Top of Provided data

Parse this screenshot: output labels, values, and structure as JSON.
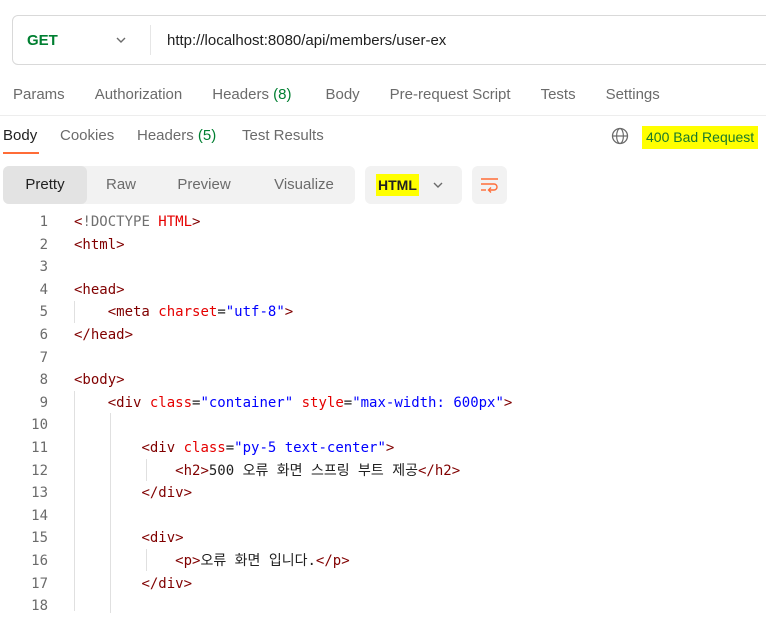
{
  "request": {
    "method": "GET",
    "url": "http://localhost:8080/api/members/user-ex"
  },
  "request_tabs": [
    {
      "label": "Params"
    },
    {
      "label": "Authorization"
    },
    {
      "label": "Headers",
      "count": "(8)"
    },
    {
      "label": "Body"
    },
    {
      "label": "Pre-request Script"
    },
    {
      "label": "Tests"
    },
    {
      "label": "Settings"
    }
  ],
  "response": {
    "tabs": [
      {
        "label": "Body"
      },
      {
        "label": "Cookies"
      },
      {
        "label": "Headers",
        "count": "(5)"
      },
      {
        "label": "Test Results"
      }
    ],
    "status": "400 Bad Request",
    "status_highlight": "#ffff00",
    "view_modes": [
      "Pretty",
      "Raw",
      "Preview",
      "Visualize"
    ],
    "selected_view": "Pretty",
    "format": "HTML"
  },
  "colors": {
    "accent": "#ff6c37",
    "method_green": "#007f31"
  },
  "code": {
    "line_numbers": [
      "1",
      "2",
      "3",
      "4",
      "5",
      "6",
      "7",
      "8",
      "9",
      "10",
      "11",
      "12",
      "13",
      "14",
      "15",
      "16",
      "17",
      "18"
    ],
    "lines": [
      [
        {
          "t": "<",
          "c": "tag"
        },
        {
          "t": "!DOCTYPE",
          "c": "doc"
        },
        {
          "t": " HTML",
          "c": "attr"
        },
        {
          "t": ">",
          "c": "tag"
        }
      ],
      [
        {
          "t": "<html>",
          "c": "tag"
        }
      ],
      [],
      [
        {
          "t": "<head>",
          "c": "tag"
        }
      ],
      [
        {
          "t": "    "
        },
        {
          "t": "<meta",
          "c": "tag"
        },
        {
          "t": " charset",
          "c": "attr"
        },
        {
          "t": "=",
          "c": "pl"
        },
        {
          "t": "\"utf-8\"",
          "c": "val"
        },
        {
          "t": ">",
          "c": "tag"
        }
      ],
      [
        {
          "t": "</head>",
          "c": "tag"
        }
      ],
      [],
      [
        {
          "t": "<body>",
          "c": "tag"
        }
      ],
      [
        {
          "t": "    "
        },
        {
          "t": "<div",
          "c": "tag"
        },
        {
          "t": " class",
          "c": "attr"
        },
        {
          "t": "=",
          "c": "pl"
        },
        {
          "t": "\"container\"",
          "c": "val"
        },
        {
          "t": " style",
          "c": "attr"
        },
        {
          "t": "=",
          "c": "pl"
        },
        {
          "t": "\"max-width: 600px\"",
          "c": "val"
        },
        {
          "t": ">",
          "c": "tag"
        }
      ],
      [],
      [
        {
          "t": "        "
        },
        {
          "t": "<div",
          "c": "tag"
        },
        {
          "t": " class",
          "c": "attr"
        },
        {
          "t": "=",
          "c": "pl"
        },
        {
          "t": "\"py-5 text-center\"",
          "c": "val"
        },
        {
          "t": ">",
          "c": "tag"
        }
      ],
      [
        {
          "t": "            "
        },
        {
          "t": "<h2>",
          "c": "tag"
        },
        {
          "t": "500 오류 화면 스프링 부트 제공",
          "c": "pl"
        },
        {
          "t": "</h2>",
          "c": "tag"
        }
      ],
      [
        {
          "t": "        "
        },
        {
          "t": "</div>",
          "c": "tag"
        }
      ],
      [],
      [
        {
          "t": "        "
        },
        {
          "t": "<div>",
          "c": "tag"
        }
      ],
      [
        {
          "t": "            "
        },
        {
          "t": "<p>",
          "c": "tag"
        },
        {
          "t": "오류 화면 입니다.",
          "c": "pl"
        },
        {
          "t": "</p>",
          "c": "tag"
        }
      ],
      [
        {
          "t": "        "
        },
        {
          "t": "</div>",
          "c": "tag"
        }
      ],
      []
    ]
  }
}
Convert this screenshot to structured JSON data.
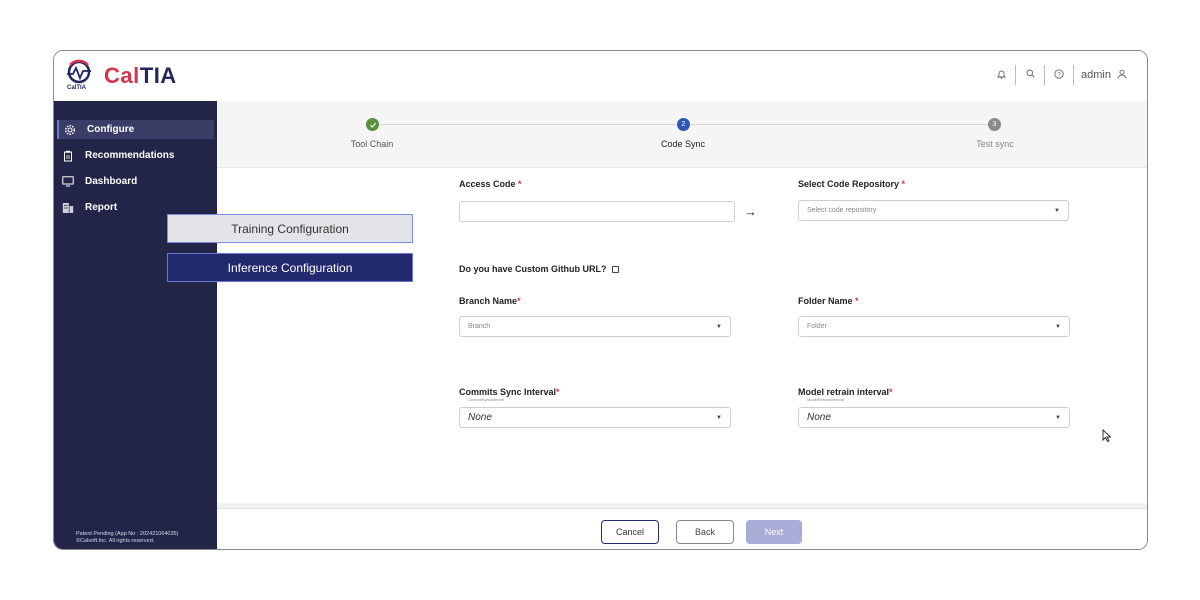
{
  "app": {
    "logo_prefix": "Cal",
    "logo_suffix": "TIA",
    "logo_caption": "CalTIA",
    "brand_colors": {
      "red": "#d6334a",
      "navy": "#22285c"
    }
  },
  "header": {
    "icons": [
      "bell-icon",
      "search-icon",
      "help-icon"
    ],
    "user_label": "admin"
  },
  "sidebar": {
    "items": [
      {
        "label": "Configure",
        "icon": "gear-icon",
        "active": true
      },
      {
        "label": "Recommendations",
        "icon": "clipboard-icon",
        "active": false
      },
      {
        "label": "Dashboard",
        "icon": "monitor-icon",
        "active": false
      },
      {
        "label": "Report",
        "icon": "report-icon",
        "active": false
      }
    ],
    "footer_line1": "Patent Pending (App No : 202421064035)",
    "footer_line2": "©Calsoft.Inc. All rights reserved."
  },
  "submenu": {
    "items": [
      {
        "label": "Training Configuration"
      },
      {
        "label": "Inference Configuration"
      }
    ]
  },
  "stepper": {
    "steps": [
      {
        "number": "",
        "label": "Tool Chain",
        "status": "complete",
        "color": "#5a8f3c"
      },
      {
        "number": "2",
        "label": "Code Sync",
        "status": "active",
        "color": "#2e58b8"
      },
      {
        "number": "3",
        "label": "Test sync",
        "status": "pending",
        "color": "#8a8a8a"
      }
    ]
  },
  "form": {
    "access_code": {
      "label": "Access Code",
      "required": "*",
      "value": ""
    },
    "repo": {
      "label": "Select Code Repository",
      "required": "*",
      "placeholder": "Select code repository"
    },
    "custom_url": {
      "label": "Do you have Custom Github URL?",
      "checked": false
    },
    "branch": {
      "label": "Branch Name",
      "required": "*",
      "placeholder": "Branch"
    },
    "folder": {
      "label": "Folder Name",
      "required": "*",
      "placeholder": "Folder"
    },
    "commit_interval": {
      "label": "Commits Sync Interval",
      "required": "*",
      "sublabel": "CommitSyncInterval",
      "value": "None"
    },
    "retrain_interval": {
      "label": "Model retrain interval",
      "required": "*",
      "sublabel": "ModelRetrainInterval",
      "value": "None"
    }
  },
  "footer": {
    "cancel_label": "Cancel",
    "back_label": "Back",
    "next_label": "Next"
  }
}
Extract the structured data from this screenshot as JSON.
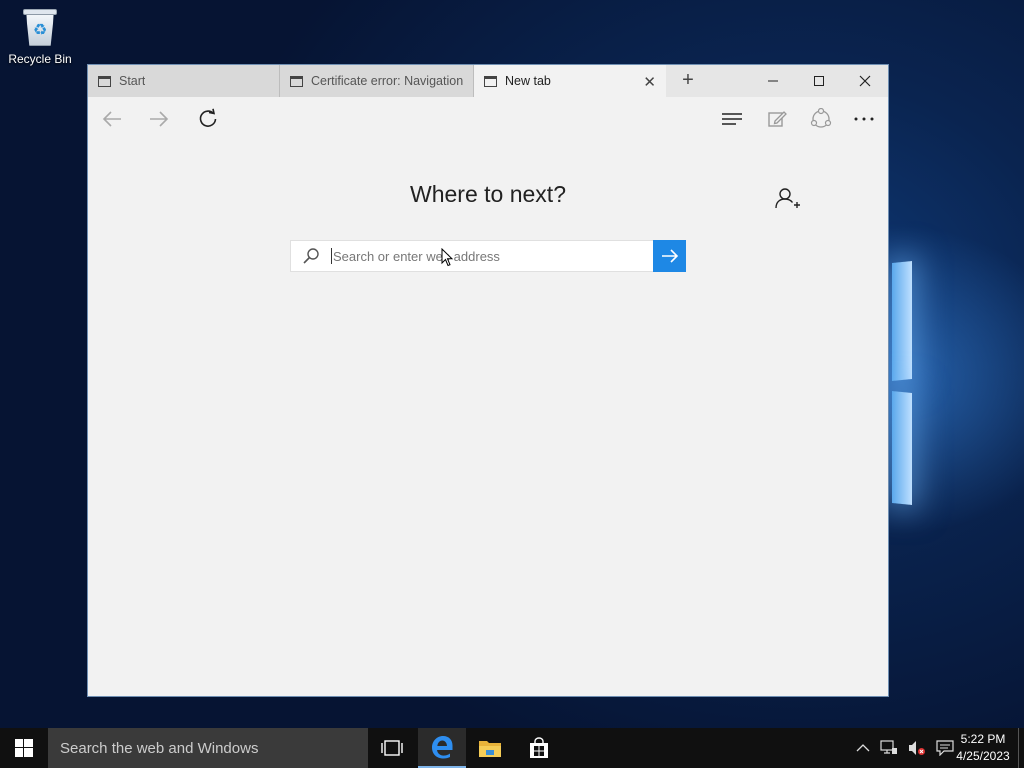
{
  "desktop": {
    "recycle_bin_label": "Recycle Bin"
  },
  "browser": {
    "tabs": [
      {
        "label": "Start",
        "active": false
      },
      {
        "label": "Certificate error: Navigation",
        "active": false
      },
      {
        "label": "New tab",
        "active": true
      }
    ],
    "new_tab_symbol": "+",
    "caption": {
      "minimize": "minimize-icon",
      "maximize": "maximize-icon",
      "close": "close-icon"
    },
    "nav": {
      "back": "back-arrow-icon",
      "forward": "forward-arrow-icon",
      "refresh": "refresh-icon",
      "hub": "hub-icon",
      "note": "web-note-icon",
      "share": "share-icon",
      "more": "more-icon"
    },
    "new_tab_page": {
      "heading": "Where to next?",
      "search_placeholder": "Search or enter web address",
      "search_value": ""
    }
  },
  "taskbar": {
    "search_text": "Search the web and Windows",
    "clock_time": "5:22 PM",
    "clock_date": "4/25/2023",
    "apps": [
      "task-view-icon",
      "edge-icon",
      "file-explorer-icon",
      "store-icon"
    ]
  },
  "colors": {
    "accent": "#1e88e5",
    "taskbar": "#101010",
    "browser_bg": "#f2f2f2"
  }
}
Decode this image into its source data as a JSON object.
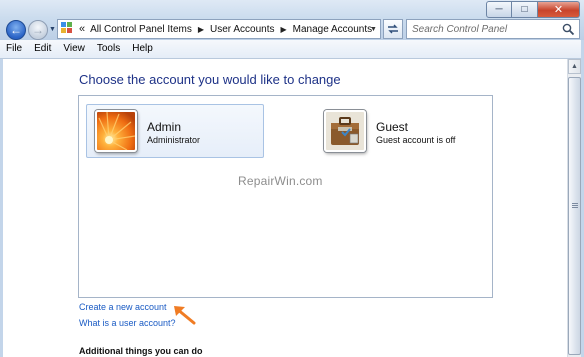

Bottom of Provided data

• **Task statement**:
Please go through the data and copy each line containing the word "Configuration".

• **Expected output**:
        "label": "Training Configuration"
        "label": "Inference Configuration"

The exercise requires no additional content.